Drilling polymer clay
Drilling is the process of creating holes in polymer clay. This can be used to add details to your pieces, such as eyes or holes.
Unlike a number of websites across the web, I don’t recommend using a Dremel or other rotary tool for drilling into polymer clay. The rotation speeds are far too fast. And when you have drills running at 3000 or 5000 RPM, one slip can be catastrophic and given the weight and cumbersome nature of a Dremel or other rotary tool, this is easily done, even if using the flexible shaft.
Instead, when I need a hole in a polymer clay product, perhaps for eye sockets on a figure or holes in polymer clay jewellery for the metal components after baking, I make a hole with a toothpick or a tapestry needle (as suggested by Katherine Dewey in Creating Lifelike Figures in Polymer Clay, page 30) before baking it and then, if necessary enlarge this later.
To enlarge it, I use a pin-vice or small hand drill such as the Tamiya mini drill. This is a hand-sized unit that rotates the drill at a low speed, making it far more controllable and safer for working with polymer clay.
Polymer clay drilling tips
If you do want to use a rotary tool, here are some tips.
- Work at a slow speed (rotary tools can be too fast) to prevent the clay from melting or cracking.
- Drill the holes away from edges, the closer to the edge the more likely the clay will crack.
- If you’re drilling through multiple layers of clay, make sure to drill through each layer slowly and carefully.
In this guide, I’ve covered making polymer clay pieces shine with a professional sheen. Whether you’re crafting intricate jewelry or detailed figures, the right polishing and buffing methods can make a significant difference and I hope you found it useful in achieving this. If you have any suggestions or further questions, please share them in a comment below.
> A final, personal, note: I spend a huge amount of time testing, photographing, writing and researching techniques for these articles and pay for all the running costs of MRE out of my own pocket. If you found this article useful you can support me by making a donation on my fund-raising page. Thanks and happy modelling, Andy.
Andy is a lifelong modeler, writer, and founder of modelrailwayengineer.com. He has been building model railways, dioramas, and miniatures for over 20 years. His passion for model making and railways began when he was a child, building his first layout at the age of seven.
Andy’s particular passion is making scenery and structures in 4mm scale, which he sells commercially. He is particularly interested in modelling the railways of South West England during the late Victorian/early Edwardian era, although he also enjoys making sci-fi and fantasy figures and dioramas. His website has won several awards, and he is a member of MERG (Model Railway Electronics Group) and the 009 Society.

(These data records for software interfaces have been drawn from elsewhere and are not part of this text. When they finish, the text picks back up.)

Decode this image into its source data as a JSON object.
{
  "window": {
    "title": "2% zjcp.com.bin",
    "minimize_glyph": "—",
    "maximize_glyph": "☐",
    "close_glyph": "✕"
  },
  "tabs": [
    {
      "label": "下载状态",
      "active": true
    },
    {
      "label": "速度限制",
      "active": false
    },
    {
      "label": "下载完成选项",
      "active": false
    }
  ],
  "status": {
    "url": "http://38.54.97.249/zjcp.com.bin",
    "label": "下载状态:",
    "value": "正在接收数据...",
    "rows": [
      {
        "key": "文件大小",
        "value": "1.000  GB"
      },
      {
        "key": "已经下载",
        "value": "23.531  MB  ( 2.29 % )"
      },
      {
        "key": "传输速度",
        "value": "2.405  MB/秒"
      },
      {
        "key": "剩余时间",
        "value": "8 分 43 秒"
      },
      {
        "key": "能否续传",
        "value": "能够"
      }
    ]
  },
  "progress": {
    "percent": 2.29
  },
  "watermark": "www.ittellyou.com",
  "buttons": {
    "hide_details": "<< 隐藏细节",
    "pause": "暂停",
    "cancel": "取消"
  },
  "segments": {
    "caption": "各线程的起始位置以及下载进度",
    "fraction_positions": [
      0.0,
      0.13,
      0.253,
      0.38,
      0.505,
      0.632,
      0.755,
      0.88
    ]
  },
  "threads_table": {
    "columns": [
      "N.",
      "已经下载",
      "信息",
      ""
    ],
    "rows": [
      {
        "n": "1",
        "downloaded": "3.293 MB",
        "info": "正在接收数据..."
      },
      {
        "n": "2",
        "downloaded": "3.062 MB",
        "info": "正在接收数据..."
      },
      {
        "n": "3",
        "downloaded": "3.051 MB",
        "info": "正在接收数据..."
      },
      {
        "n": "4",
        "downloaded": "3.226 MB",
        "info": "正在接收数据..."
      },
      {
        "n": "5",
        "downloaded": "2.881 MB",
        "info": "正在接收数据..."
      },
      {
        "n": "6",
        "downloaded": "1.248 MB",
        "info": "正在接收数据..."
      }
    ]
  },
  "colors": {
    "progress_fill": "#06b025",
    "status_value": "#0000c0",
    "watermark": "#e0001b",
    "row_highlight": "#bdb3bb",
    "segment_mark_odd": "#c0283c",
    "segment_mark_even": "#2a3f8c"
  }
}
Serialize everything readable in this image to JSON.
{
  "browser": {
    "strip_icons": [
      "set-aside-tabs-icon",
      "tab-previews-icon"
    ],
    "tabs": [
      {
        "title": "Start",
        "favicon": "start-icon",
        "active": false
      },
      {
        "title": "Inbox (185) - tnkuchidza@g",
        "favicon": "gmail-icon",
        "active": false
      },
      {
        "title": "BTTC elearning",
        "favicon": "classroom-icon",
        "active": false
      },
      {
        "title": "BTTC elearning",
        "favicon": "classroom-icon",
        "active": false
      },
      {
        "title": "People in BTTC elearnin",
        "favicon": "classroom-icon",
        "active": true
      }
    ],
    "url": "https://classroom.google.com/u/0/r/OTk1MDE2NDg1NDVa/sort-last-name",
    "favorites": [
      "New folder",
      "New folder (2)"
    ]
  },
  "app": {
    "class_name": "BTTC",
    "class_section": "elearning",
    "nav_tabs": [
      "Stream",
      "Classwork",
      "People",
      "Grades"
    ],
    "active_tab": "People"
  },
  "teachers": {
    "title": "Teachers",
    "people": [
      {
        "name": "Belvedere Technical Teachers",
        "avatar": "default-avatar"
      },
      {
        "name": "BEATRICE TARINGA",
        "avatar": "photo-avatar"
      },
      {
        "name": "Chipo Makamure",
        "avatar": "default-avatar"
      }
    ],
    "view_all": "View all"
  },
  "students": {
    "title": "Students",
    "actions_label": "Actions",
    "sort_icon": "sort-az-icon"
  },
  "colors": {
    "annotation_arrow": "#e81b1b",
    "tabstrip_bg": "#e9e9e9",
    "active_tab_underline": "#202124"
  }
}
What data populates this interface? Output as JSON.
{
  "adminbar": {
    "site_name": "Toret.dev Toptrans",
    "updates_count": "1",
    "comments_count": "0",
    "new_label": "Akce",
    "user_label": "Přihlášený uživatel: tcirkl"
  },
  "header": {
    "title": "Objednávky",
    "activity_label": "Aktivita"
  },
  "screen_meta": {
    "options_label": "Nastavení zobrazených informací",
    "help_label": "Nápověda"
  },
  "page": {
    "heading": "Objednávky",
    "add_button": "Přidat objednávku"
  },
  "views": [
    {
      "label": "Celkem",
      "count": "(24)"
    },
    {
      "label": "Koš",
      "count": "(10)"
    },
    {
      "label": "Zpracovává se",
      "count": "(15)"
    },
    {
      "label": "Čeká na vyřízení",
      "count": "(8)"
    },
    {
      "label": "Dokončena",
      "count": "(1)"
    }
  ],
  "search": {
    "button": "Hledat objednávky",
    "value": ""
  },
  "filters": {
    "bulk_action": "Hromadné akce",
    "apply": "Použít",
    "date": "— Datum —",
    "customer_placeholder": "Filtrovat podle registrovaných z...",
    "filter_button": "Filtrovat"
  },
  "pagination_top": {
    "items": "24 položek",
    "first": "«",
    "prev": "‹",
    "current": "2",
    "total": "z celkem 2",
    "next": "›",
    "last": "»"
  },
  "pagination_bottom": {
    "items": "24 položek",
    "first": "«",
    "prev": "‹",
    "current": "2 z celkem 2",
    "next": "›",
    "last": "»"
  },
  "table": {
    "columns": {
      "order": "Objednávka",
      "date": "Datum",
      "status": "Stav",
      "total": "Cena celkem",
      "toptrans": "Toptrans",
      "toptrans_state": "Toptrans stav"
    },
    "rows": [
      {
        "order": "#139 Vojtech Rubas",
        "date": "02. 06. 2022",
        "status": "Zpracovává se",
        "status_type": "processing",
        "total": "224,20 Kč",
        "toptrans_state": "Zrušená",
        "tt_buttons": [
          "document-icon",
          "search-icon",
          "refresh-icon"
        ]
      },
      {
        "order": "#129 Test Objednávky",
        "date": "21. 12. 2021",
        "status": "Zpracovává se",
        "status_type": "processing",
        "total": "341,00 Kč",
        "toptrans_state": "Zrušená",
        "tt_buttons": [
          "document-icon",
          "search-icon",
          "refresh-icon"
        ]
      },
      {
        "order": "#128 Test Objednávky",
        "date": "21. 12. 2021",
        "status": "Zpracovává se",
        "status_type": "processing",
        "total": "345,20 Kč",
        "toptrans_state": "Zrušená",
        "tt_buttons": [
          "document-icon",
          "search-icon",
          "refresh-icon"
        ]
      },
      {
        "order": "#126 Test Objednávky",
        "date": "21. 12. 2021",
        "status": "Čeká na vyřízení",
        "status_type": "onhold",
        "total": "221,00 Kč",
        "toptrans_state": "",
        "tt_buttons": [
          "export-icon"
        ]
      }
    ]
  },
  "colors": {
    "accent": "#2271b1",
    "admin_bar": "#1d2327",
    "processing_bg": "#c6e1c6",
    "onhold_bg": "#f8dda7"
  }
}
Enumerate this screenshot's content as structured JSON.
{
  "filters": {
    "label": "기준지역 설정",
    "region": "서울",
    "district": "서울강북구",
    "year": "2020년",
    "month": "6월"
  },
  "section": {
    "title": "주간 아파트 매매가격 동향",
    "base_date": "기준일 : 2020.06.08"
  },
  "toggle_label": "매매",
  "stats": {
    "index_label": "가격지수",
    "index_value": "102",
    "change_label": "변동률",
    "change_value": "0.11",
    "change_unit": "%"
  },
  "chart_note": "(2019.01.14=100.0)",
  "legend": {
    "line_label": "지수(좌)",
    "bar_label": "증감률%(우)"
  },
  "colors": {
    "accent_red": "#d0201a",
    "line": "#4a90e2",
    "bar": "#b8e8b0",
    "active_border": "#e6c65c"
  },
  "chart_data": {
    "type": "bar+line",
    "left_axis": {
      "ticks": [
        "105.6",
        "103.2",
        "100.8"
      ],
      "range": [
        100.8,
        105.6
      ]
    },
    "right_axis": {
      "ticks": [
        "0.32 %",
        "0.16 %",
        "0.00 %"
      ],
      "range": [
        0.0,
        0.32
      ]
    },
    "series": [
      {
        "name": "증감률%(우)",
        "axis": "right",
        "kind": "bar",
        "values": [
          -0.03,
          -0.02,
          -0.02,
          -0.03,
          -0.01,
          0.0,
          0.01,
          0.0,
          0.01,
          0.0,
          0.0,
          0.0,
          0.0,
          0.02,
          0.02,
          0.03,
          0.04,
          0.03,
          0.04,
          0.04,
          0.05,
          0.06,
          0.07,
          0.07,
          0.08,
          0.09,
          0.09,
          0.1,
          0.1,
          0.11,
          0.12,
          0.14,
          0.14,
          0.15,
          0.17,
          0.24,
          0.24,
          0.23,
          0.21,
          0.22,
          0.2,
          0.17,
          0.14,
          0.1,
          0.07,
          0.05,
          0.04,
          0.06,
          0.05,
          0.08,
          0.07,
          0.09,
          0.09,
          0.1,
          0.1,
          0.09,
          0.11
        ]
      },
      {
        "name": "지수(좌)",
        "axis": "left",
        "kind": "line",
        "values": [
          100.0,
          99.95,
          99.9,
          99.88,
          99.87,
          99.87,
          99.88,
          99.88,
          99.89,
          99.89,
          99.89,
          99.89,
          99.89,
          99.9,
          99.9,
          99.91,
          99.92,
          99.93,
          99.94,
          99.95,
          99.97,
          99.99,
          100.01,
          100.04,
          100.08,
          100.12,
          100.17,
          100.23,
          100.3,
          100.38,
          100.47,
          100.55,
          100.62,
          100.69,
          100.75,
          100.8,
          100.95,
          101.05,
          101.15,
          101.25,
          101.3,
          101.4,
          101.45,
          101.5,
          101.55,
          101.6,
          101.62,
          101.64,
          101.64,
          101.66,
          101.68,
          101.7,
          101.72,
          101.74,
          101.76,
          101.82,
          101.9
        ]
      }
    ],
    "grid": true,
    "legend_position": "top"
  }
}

When not making models, Andy lives in Surrey with his wife and teenage son. Other interests include history, science fiction, photography, and programming. Read more about Andy.